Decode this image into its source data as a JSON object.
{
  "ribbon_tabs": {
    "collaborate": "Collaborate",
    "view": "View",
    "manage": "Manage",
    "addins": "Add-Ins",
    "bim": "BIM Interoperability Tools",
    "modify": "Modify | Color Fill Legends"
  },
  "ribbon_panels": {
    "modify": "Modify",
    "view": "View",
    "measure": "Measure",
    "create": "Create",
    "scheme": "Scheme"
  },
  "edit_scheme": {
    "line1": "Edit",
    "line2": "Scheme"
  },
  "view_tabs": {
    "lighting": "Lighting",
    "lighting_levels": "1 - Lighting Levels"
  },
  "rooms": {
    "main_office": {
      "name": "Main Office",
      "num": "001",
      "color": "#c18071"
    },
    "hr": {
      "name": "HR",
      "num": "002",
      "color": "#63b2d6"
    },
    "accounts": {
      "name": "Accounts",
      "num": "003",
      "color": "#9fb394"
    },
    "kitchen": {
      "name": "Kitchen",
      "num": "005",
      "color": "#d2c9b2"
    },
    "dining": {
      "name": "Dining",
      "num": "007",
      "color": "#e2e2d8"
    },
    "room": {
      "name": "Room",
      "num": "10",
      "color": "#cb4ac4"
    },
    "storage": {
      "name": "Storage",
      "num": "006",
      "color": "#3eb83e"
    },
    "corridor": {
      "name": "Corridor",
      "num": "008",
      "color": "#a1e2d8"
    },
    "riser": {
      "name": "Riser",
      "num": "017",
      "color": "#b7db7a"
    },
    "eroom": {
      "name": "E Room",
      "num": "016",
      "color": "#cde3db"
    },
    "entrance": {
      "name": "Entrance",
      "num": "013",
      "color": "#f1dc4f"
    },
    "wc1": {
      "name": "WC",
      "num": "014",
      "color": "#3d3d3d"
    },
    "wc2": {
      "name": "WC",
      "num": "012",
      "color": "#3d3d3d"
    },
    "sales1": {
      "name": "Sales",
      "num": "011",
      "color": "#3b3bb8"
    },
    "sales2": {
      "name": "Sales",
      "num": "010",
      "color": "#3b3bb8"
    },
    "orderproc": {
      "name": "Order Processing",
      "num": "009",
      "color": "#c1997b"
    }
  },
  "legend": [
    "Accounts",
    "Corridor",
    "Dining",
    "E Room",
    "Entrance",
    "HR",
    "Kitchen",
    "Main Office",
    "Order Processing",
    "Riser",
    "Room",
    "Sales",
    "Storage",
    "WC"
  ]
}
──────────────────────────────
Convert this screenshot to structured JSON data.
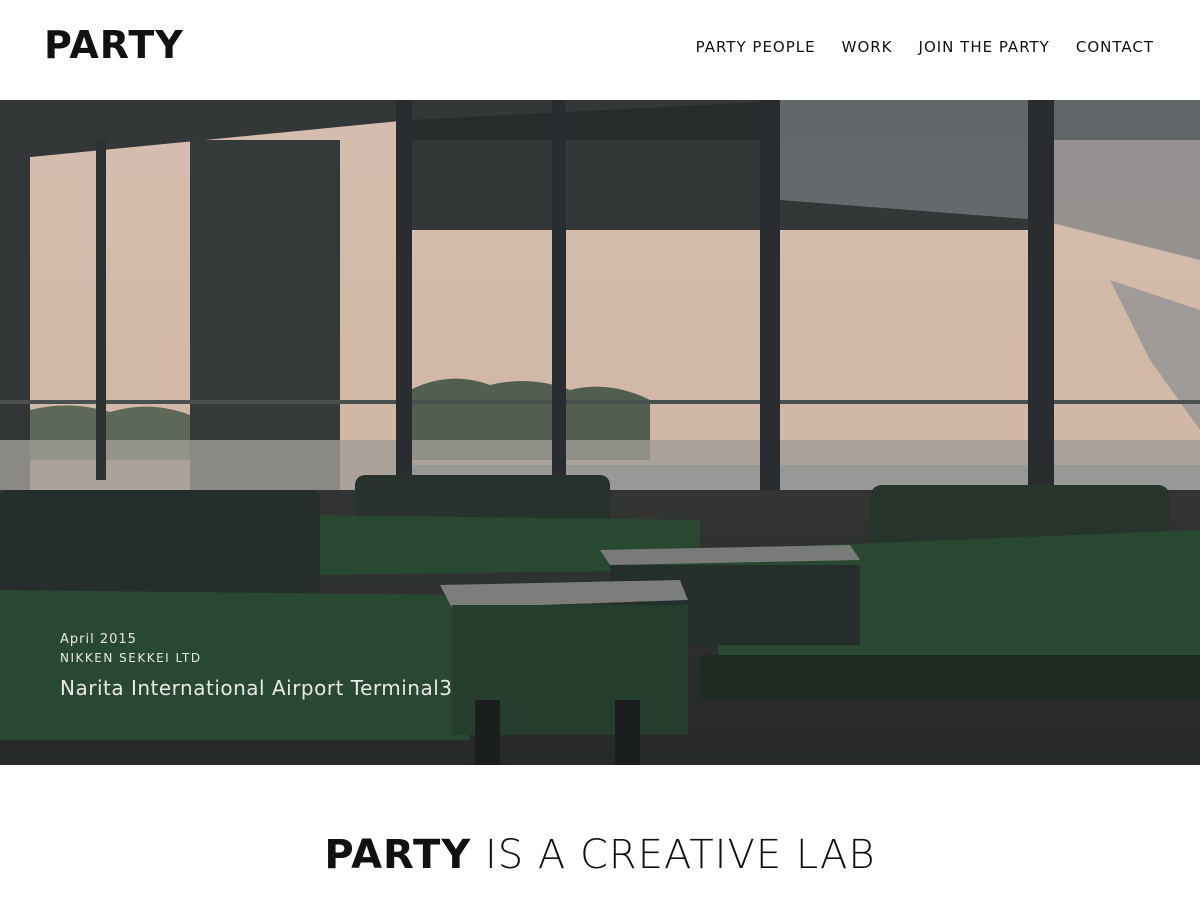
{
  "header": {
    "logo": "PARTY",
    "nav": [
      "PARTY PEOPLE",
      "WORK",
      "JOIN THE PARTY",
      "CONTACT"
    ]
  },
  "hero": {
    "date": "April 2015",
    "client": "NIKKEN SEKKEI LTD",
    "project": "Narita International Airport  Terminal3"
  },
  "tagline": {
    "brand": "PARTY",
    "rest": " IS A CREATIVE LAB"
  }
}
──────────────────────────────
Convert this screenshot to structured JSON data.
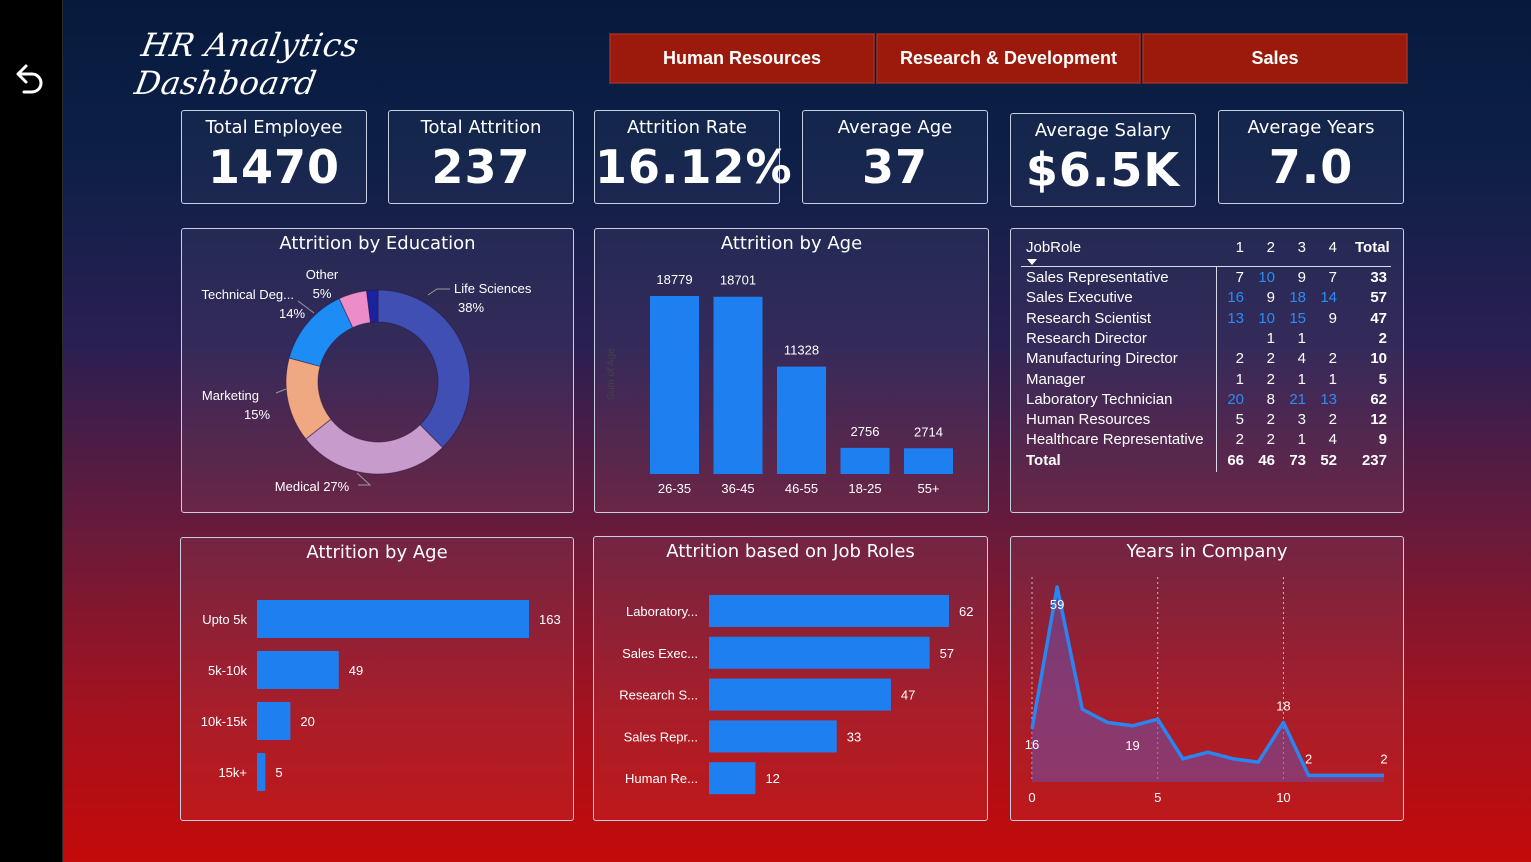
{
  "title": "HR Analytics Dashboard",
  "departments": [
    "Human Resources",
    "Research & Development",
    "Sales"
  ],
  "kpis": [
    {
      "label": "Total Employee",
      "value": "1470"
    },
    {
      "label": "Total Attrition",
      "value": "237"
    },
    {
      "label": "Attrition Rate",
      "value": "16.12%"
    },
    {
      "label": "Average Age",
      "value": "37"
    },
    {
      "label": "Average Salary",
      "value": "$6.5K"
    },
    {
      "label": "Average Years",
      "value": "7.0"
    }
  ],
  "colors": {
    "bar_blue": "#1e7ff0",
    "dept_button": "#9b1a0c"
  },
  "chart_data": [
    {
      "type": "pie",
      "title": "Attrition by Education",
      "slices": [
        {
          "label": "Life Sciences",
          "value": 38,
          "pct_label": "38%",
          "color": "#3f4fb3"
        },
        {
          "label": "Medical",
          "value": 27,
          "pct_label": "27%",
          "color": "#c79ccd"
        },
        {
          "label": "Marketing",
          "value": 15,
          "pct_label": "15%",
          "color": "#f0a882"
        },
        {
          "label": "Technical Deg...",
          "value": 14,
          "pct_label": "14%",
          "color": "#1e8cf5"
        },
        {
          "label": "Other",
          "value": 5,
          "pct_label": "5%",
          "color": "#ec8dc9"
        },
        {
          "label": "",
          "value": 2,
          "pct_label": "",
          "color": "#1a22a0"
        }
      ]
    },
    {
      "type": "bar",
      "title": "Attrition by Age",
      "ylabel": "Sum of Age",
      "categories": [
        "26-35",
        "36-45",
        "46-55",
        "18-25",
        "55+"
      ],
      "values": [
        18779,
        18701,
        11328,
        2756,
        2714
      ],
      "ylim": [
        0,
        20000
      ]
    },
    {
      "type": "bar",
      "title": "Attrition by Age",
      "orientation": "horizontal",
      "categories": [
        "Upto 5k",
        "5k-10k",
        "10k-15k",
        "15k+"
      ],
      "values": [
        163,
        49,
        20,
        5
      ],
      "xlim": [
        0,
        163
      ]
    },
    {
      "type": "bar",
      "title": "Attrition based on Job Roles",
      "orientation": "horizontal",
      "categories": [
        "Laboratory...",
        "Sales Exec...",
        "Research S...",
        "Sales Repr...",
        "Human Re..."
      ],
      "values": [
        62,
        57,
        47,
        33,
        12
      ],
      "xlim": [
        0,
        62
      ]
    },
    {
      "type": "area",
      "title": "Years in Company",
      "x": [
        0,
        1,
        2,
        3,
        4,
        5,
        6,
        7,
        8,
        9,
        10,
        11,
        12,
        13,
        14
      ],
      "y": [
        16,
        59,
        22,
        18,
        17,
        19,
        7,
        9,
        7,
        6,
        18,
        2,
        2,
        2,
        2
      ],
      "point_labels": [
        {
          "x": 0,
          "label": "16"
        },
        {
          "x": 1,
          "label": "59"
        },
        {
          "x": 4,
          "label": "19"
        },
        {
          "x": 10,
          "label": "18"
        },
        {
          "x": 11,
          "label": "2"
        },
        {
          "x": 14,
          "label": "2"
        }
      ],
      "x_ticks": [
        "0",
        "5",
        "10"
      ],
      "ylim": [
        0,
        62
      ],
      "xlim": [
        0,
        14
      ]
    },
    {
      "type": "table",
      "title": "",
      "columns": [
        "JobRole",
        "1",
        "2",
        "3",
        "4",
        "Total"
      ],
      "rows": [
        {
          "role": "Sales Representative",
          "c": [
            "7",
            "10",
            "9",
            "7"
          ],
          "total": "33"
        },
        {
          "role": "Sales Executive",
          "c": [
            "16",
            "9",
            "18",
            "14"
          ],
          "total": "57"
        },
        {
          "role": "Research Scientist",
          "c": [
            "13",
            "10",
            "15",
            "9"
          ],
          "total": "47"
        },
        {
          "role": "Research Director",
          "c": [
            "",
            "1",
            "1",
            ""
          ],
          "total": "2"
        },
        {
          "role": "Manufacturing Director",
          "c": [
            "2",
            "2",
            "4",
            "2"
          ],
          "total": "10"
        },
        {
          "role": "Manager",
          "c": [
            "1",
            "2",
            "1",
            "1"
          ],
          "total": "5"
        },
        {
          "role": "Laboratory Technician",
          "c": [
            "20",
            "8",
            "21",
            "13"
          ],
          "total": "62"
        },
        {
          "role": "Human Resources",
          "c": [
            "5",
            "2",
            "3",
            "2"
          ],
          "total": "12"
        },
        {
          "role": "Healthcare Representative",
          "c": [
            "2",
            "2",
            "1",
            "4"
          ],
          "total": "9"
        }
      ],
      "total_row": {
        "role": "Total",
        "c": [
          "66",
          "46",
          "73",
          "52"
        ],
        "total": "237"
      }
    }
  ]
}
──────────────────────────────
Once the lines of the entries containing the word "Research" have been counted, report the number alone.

The answer ▸ 4